Valproate Neuroprotection Study

Legacy Study: Closed for Enrollment

The Valproate Neuroprotection Study is a Randomized, Double-Blind Placebo-Controlled Trial of Valproate to Attenuate the Progression of Alzheimer’s Disease.

Project Director

Pierre Tariot, M.D.

Background and Significance

This study represents a novel clinical trial strategy designed to assess both prospective “prophylactic” therapy for psychopathology in Alzheimer’s Disease (AD) and also to assess an approach that may alter several aspects of the pathophysiology of AD, thereby perhaps resulting in the alteration of clinical progression of illness. Interpretation of these results will be supported by the study of relevant biomarkers and imaging data.
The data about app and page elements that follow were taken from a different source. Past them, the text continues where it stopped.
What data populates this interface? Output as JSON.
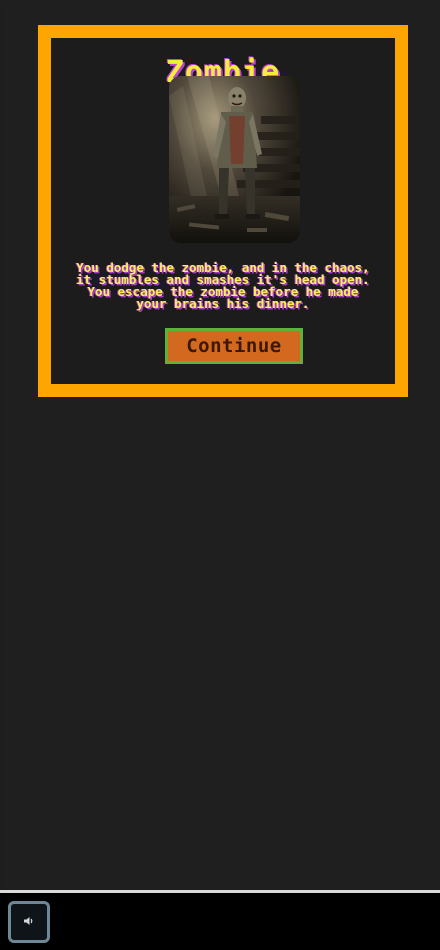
{
  "scene": {
    "title": "Zombie",
    "image_subject": "zombie-portrait",
    "story": "You dodge the zombie, and in the chaos, it stumbles and smashes it's head open. You escape the zombie before he made your brains his dinner.",
    "continue_label": "Continue"
  },
  "controls": {
    "sound_icon": "speaker-icon"
  },
  "colors": {
    "card_border": "#ffa500",
    "title_text": "#f2ee3a",
    "text_shadow": "#c040d8",
    "button_bg": "#d2691e",
    "button_border": "#5fb13a"
  }
}
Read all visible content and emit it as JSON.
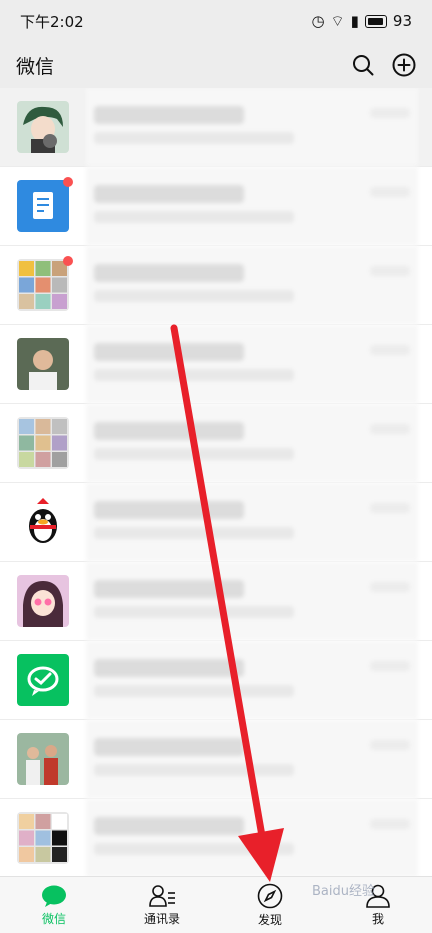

Primary Objective

To determine whether chronic valproate therapy delays the emergence of agitation and/or psychosis in outpatients with probable Alzheimer’s disease (AD) who have not experienced agitation and psychosis in their illness.

Secondary Objectives

The chief secondary aim is to determine whether chronic valproate therapy for up to two years delays the progression of cognitive and functional measures of illness.

Study Design

This is a randomized, double-blind, placebo-controlled, parallel design study of valproate at a target dose of approximately 10-12 mg/kg per day in outpatients with probable AD, treated for 24 months followed by a two month washout.

Study Size

Approximately 300 participants were enrolled from 25-35 centers throughout the U.S.

How Subjects Were Selected

Men and women with a diagnosis of probable AD age 55 years or older, weighing at least 40 kg, residing in the community at baseline. Additionally, patients had a Mini Mental State Exam (MMSE) score of 12-20 inclusive who had not experienced agitation or psychosis since the onset of their illness and who did not require treatment with psychotropic medications with the exception of antidepressants used only for the treatment of depressive symptoms and limited use of sedatives for sleep.